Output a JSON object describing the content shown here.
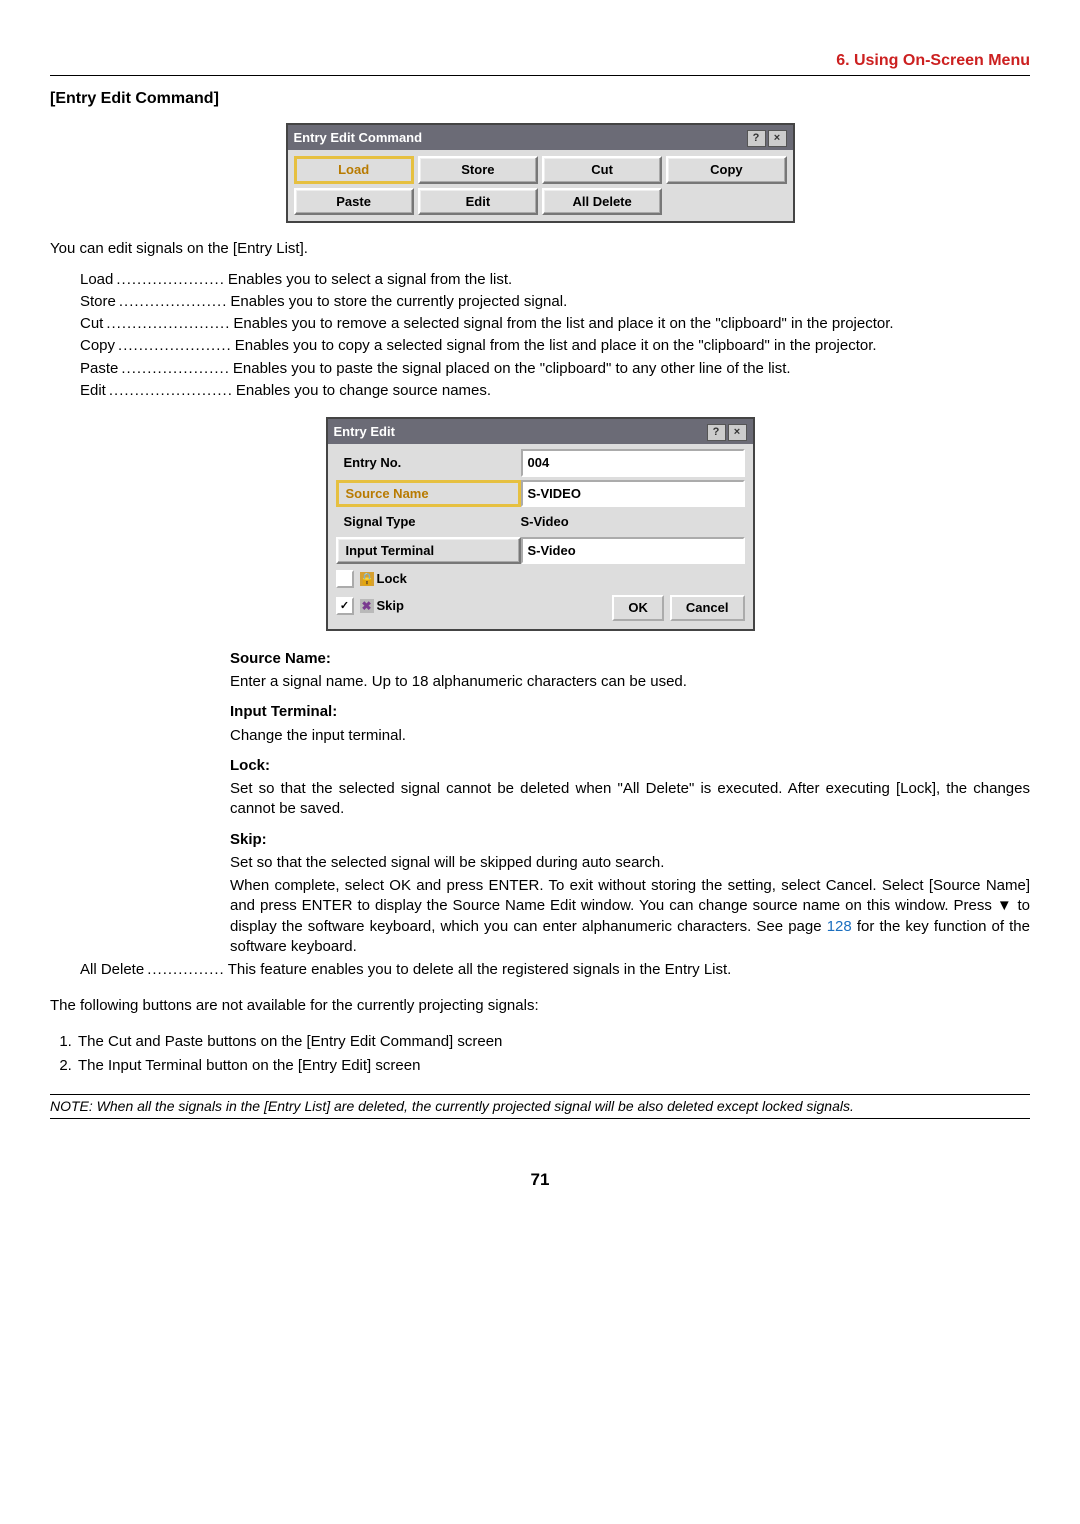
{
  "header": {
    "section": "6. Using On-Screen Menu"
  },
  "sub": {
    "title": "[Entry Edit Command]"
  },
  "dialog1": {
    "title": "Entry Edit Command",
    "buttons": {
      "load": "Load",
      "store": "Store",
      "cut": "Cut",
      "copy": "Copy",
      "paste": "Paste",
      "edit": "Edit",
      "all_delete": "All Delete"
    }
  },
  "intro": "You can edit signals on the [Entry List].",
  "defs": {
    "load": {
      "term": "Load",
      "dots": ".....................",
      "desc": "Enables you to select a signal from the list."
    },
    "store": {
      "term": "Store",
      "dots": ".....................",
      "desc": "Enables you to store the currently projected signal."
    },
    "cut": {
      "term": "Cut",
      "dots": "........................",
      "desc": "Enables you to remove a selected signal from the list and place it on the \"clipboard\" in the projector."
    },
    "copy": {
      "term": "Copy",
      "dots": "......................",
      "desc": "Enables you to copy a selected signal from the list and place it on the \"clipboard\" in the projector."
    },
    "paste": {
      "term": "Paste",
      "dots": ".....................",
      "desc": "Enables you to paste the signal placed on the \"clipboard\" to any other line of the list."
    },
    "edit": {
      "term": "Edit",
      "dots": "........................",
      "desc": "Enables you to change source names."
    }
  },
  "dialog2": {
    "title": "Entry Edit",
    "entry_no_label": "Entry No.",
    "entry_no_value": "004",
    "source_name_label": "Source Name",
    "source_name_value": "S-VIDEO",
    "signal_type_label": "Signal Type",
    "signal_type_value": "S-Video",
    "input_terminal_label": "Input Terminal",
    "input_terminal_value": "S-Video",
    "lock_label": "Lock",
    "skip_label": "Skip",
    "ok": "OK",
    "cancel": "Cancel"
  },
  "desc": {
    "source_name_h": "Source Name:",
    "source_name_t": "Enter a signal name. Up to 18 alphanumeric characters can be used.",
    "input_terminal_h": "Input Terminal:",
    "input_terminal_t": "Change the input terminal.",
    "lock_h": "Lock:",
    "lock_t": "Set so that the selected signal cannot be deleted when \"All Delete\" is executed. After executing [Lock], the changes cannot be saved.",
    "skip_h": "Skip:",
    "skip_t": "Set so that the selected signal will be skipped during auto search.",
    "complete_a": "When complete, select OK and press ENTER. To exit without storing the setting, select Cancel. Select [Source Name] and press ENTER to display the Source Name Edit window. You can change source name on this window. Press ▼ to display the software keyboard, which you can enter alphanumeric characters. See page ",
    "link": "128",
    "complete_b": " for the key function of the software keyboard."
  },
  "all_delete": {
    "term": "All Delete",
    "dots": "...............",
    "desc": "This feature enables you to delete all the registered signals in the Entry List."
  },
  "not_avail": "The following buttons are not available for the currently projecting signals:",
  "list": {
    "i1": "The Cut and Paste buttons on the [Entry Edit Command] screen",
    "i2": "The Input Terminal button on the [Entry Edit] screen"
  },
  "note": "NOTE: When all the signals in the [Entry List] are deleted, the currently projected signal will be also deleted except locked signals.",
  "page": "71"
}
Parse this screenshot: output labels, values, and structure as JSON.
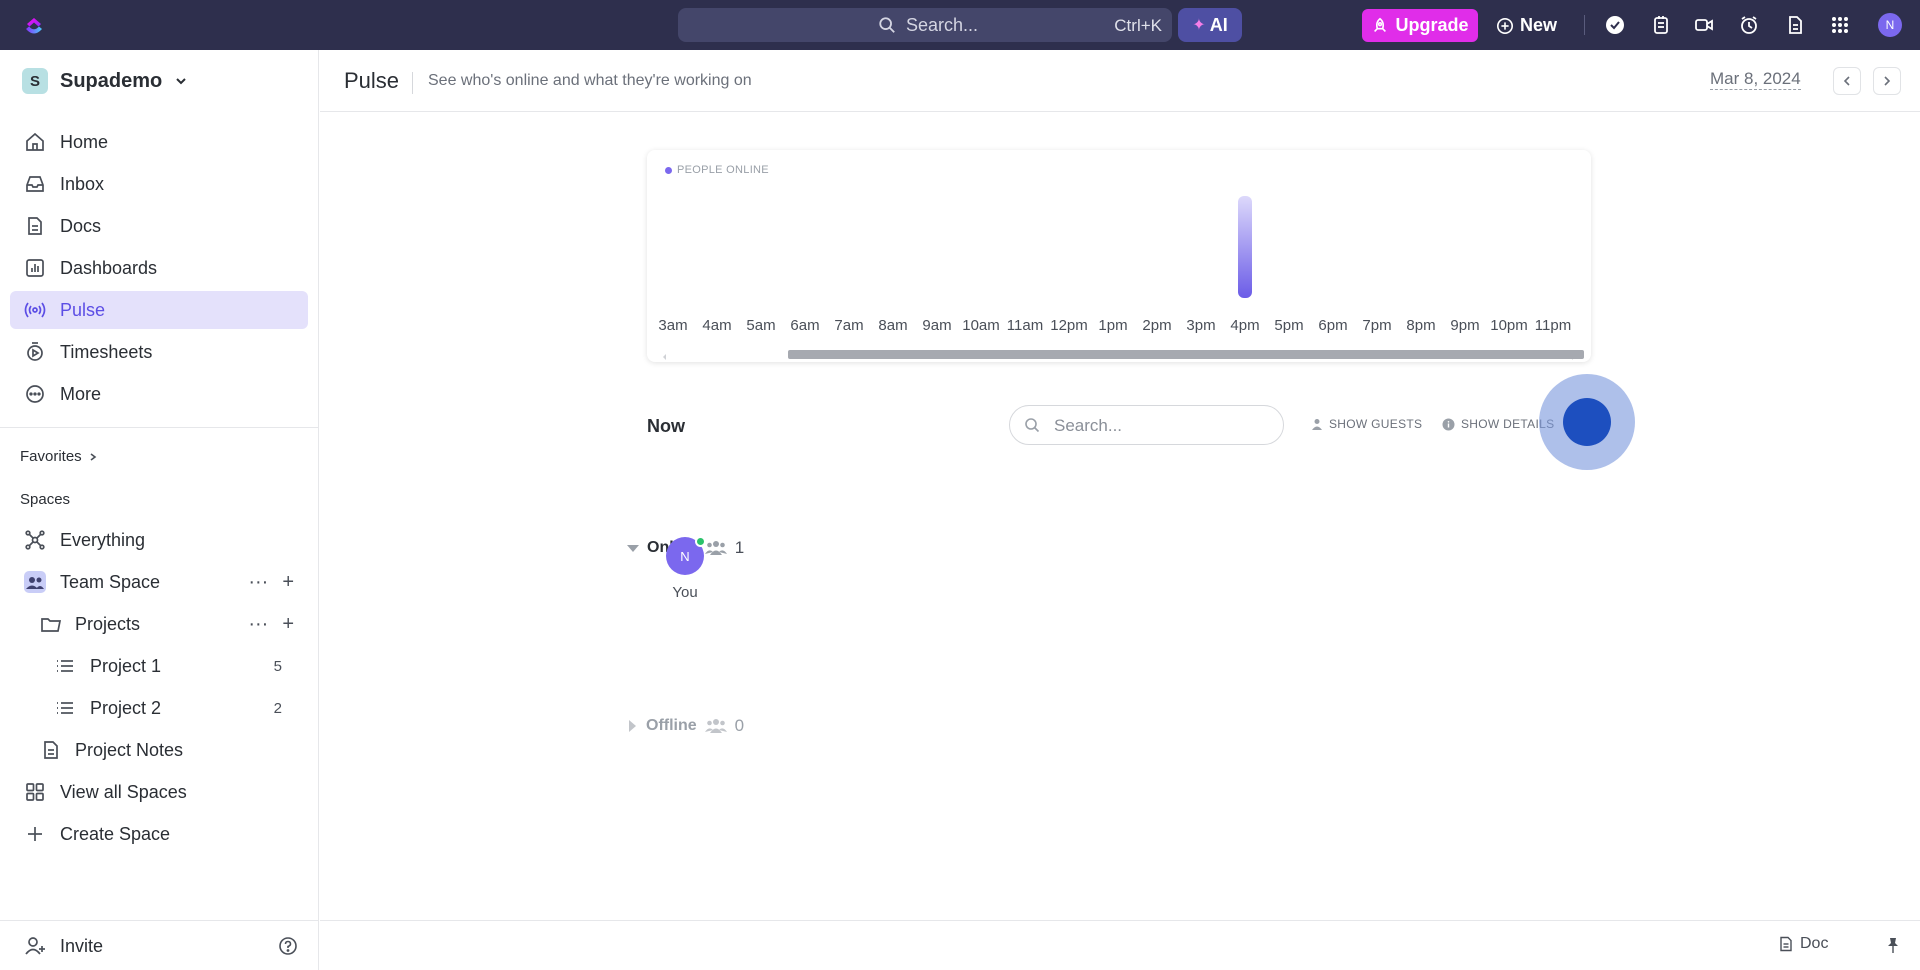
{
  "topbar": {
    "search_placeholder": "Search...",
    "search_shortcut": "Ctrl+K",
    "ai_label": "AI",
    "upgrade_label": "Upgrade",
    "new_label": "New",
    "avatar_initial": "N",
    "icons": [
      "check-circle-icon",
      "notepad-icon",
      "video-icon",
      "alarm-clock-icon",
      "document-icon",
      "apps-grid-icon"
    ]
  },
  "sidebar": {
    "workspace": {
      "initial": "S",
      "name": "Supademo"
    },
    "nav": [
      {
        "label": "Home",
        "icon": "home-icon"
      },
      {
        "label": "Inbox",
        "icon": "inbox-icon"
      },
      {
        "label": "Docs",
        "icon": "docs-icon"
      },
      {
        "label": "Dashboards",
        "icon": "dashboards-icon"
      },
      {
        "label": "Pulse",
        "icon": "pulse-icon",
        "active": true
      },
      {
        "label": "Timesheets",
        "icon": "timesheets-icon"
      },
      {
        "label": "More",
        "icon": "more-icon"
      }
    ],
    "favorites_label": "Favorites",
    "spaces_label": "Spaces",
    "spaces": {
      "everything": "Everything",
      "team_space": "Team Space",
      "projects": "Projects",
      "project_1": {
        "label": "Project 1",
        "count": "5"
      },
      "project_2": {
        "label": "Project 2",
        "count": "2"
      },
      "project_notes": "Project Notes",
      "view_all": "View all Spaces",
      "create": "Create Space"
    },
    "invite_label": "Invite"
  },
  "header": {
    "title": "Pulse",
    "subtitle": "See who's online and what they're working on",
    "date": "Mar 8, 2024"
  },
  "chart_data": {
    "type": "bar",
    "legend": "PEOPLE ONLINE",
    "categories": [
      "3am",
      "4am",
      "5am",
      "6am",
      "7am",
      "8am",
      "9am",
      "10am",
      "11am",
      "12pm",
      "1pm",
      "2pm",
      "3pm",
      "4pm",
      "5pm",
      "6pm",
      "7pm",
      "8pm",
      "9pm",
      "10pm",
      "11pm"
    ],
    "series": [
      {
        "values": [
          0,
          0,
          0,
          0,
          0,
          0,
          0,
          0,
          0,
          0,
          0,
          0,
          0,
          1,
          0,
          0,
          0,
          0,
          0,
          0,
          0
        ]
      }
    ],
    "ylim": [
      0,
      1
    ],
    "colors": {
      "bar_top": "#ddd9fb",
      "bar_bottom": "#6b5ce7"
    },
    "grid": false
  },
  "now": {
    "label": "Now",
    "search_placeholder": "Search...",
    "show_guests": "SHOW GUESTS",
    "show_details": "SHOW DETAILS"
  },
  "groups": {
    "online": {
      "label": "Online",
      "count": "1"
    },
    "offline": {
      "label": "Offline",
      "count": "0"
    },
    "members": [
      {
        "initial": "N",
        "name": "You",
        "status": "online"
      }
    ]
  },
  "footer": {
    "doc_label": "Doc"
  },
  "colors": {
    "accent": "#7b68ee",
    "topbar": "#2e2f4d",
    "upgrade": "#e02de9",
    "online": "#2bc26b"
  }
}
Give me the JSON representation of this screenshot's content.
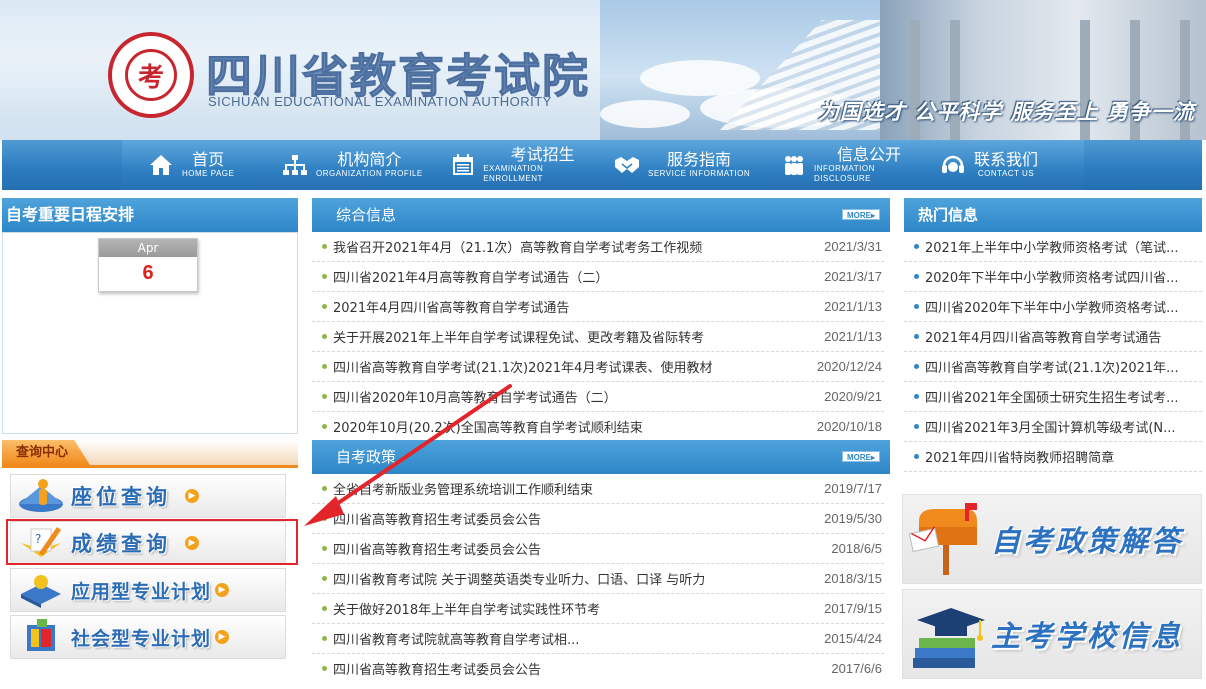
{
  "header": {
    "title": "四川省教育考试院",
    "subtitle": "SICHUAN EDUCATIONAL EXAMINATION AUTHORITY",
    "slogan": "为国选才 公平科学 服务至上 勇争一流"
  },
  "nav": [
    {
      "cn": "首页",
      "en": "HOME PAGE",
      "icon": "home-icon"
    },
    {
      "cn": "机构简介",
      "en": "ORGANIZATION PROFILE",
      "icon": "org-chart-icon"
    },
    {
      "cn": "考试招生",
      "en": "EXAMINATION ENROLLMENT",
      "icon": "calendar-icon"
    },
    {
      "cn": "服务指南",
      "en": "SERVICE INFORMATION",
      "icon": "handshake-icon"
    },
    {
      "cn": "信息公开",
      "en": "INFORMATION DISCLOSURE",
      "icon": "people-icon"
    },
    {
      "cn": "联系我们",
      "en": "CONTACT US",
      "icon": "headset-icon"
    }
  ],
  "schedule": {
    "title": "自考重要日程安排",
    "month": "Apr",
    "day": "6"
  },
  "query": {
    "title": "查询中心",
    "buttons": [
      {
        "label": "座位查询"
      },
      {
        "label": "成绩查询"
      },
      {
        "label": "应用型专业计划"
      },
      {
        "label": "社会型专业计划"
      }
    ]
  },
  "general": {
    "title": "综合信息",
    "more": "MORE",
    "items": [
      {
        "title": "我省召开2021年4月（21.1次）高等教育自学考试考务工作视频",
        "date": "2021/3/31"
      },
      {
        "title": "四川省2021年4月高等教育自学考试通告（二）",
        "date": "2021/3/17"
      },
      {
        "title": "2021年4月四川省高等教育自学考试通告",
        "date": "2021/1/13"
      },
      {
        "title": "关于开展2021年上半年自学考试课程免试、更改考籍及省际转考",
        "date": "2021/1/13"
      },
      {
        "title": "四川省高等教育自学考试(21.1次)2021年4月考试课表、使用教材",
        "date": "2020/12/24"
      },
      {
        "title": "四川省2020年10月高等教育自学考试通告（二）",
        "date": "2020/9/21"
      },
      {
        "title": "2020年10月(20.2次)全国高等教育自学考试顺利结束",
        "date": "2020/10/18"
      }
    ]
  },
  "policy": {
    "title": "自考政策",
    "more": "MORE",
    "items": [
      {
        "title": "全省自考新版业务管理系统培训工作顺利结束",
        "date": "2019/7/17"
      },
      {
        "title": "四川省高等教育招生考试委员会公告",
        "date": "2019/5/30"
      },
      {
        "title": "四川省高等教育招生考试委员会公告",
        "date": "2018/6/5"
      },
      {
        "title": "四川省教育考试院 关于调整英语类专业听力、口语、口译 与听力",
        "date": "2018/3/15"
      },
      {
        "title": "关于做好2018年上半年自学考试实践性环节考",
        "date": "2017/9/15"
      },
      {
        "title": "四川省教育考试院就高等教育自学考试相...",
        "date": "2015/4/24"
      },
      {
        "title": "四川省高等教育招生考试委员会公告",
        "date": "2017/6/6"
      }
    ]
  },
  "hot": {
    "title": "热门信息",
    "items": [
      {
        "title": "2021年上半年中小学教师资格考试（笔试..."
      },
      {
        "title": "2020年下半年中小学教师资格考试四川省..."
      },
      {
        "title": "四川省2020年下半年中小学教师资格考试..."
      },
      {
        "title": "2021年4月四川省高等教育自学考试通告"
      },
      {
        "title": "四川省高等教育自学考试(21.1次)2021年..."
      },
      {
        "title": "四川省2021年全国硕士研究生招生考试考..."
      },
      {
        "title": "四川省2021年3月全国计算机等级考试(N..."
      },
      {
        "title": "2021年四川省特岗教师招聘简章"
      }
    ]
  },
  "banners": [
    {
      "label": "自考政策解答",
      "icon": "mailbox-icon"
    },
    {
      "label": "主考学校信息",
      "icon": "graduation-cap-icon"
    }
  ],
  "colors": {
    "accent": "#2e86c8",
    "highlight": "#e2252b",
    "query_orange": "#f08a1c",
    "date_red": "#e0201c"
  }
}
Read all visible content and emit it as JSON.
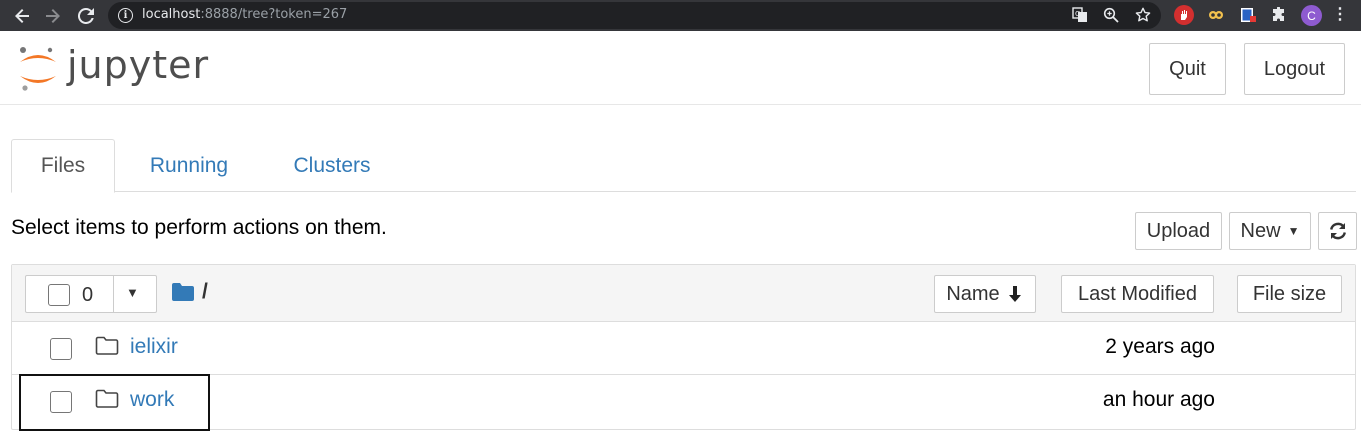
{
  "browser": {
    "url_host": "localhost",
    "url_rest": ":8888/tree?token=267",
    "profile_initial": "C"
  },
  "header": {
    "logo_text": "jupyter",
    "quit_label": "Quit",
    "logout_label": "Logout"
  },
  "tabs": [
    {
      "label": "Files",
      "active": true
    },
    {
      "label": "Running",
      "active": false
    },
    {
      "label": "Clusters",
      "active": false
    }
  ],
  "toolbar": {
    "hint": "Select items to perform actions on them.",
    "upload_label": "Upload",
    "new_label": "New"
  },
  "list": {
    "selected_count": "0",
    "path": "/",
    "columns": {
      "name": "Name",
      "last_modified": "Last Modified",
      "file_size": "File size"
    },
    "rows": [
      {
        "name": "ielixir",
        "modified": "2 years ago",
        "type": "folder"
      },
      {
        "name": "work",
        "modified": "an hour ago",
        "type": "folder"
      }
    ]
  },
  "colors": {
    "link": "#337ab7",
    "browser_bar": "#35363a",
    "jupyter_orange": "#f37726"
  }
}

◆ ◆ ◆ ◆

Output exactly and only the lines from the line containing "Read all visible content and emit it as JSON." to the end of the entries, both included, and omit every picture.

Read all visible content and emit it as JSON.
{
  "browser": {
    "url_host": "localhost",
    "url_rest": ":8888/tree?token=267",
    "profile_initial": "C"
  },
  "header": {
    "logo_text": "jupyter",
    "quit_label": "Quit",
    "logout_label": "Logout"
  },
  "tabs": [
    {
      "label": "Files",
      "active": true
    },
    {
      "label": "Running",
      "active": false
    },
    {
      "label": "Clusters",
      "active": false
    }
  ],
  "toolbar": {
    "hint": "Select items to perform actions on them.",
    "upload_label": "Upload",
    "new_label": "New"
  },
  "list": {
    "selected_count": "0",
    "path": "/",
    "columns": {
      "name": "Name",
      "last_modified": "Last Modified",
      "file_size": "File size"
    },
    "rows": [
      {
        "name": "ielixir",
        "modified": "2 years ago",
        "type": "folder"
      },
      {
        "name": "work",
        "modified": "an hour ago",
        "type": "folder"
      }
    ]
  },
  "colors": {
    "link": "#337ab7",
    "browser_bar": "#35363a",
    "jupyter_orange": "#f37726"
  }
}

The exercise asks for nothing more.